WHAT YOU ARE ASKED TO DO. Your answer should be the full listing, copied word for word.

DATA SHOWN.
_ _ _
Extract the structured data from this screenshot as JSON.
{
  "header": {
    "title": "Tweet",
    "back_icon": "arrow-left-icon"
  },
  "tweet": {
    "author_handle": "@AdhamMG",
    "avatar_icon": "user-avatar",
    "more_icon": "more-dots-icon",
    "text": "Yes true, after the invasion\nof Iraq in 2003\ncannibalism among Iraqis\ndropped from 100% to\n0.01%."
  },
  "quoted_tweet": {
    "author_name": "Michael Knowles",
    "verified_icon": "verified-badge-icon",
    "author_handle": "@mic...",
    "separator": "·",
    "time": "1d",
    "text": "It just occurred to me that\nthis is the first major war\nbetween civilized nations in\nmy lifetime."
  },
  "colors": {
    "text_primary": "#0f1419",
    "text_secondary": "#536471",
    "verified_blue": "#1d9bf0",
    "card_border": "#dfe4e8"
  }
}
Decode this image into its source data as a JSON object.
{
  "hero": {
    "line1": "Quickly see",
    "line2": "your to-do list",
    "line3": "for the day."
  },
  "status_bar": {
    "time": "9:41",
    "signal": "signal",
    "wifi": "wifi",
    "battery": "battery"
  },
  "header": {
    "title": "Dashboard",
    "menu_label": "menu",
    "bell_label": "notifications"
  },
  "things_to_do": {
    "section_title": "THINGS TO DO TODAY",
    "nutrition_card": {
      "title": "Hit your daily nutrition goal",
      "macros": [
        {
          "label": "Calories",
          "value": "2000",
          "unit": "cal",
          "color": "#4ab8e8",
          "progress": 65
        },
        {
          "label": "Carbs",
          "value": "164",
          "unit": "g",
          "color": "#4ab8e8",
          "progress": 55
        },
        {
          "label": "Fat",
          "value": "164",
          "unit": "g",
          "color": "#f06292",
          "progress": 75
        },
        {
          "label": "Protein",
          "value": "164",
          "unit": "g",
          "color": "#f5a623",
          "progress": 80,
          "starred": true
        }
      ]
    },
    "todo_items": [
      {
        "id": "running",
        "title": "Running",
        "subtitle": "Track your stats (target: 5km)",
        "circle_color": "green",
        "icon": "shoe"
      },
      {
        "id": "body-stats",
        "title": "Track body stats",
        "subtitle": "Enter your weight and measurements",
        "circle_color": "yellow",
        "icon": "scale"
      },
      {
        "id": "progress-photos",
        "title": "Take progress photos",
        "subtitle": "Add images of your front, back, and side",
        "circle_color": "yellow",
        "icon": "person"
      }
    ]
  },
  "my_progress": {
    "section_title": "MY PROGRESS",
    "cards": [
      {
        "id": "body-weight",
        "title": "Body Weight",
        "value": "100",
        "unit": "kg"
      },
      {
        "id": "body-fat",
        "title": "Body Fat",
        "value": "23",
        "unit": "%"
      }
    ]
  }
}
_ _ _
ANSWER SECTION.
Extract the structured data from this screenshot as JSON.
{
  "header": {
    "title": "Tweet",
    "back_icon": "arrow-left-icon"
  },
  "tweet": {
    "author_handle": "@AdhamMG",
    "avatar_icon": "user-avatar",
    "more_icon": "more-dots-icon",
    "text": "Yes true, after the invasion\nof Iraq in 2003\ncannibalism among Iraqis\ndropped from 100% to\n0.01%."
  },
  "quoted_tweet": {
    "author_name": "Michael Knowles",
    "verified_icon": "verified-badge-icon",
    "author_handle": "@mic...",
    "separator": "·",
    "time": "1d",
    "text": "It just occurred to me that\nthis is the first major war\nbetween civilized nations in\nmy lifetime."
  },
  "colors": {
    "text_primary": "#0f1419",
    "text_secondary": "#536471",
    "verified_blue": "#1d9bf0",
    "card_border": "#dfe4e8"
  }
}
Decode this image into its source data as a JSON object.
{
  "hero": {
    "line1": "Quickly see",
    "line2": "your to-do list",
    "line3": "for the day."
  },
  "status_bar": {
    "time": "9:41",
    "signal": "signal",
    "wifi": "wifi",
    "battery": "battery"
  },
  "header": {
    "title": "Dashboard",
    "menu_label": "menu",
    "bell_label": "notifications"
  },
  "things_to_do": {
    "section_title": "THINGS TO DO TODAY",
    "nutrition_card": {
      "title": "Hit your daily nutrition goal",
      "macros": [
        {
          "label": "Calories",
          "value": "2000",
          "unit": "cal",
          "color": "#4ab8e8",
          "progress": 65
        },
        {
          "label": "Carbs",
          "value": "164",
          "unit": "g",
          "color": "#4ab8e8",
          "progress": 55
        },
        {
          "label": "Fat",
          "value": "164",
          "unit": "g",
          "color": "#f06292",
          "progress": 75
        },
        {
          "label": "Protein",
          "value": "164",
          "unit": "g",
          "color": "#f5a623",
          "progress": 80,
          "starred": true
        }
      ]
    },
    "todo_items": [
      {
        "id": "running",
        "title": "Running",
        "subtitle": "Track your stats (target: 5km)",
        "circle_color": "green",
        "icon": "shoe"
      },
      {
        "id": "body-stats",
        "title": "Track body stats",
        "subtitle": "Enter your weight and measurements",
        "circle_color": "yellow",
        "icon": "scale"
      },
      {
        "id": "progress-photos",
        "title": "Take progress photos",
        "subtitle": "Add images of your front, back, and side",
        "circle_color": "yellow",
        "icon": "person"
      }
    ]
  },
  "my_progress": {
    "section_title": "MY PROGRESS",
    "cards": [
      {
        "id": "body-weight",
        "title": "Body Weight",
        "value": "100",
        "unit": "kg"
      },
      {
        "id": "body-fat",
        "title": "Body Fat",
        "value": "23",
        "unit": "%"
      }
    ]
  }
}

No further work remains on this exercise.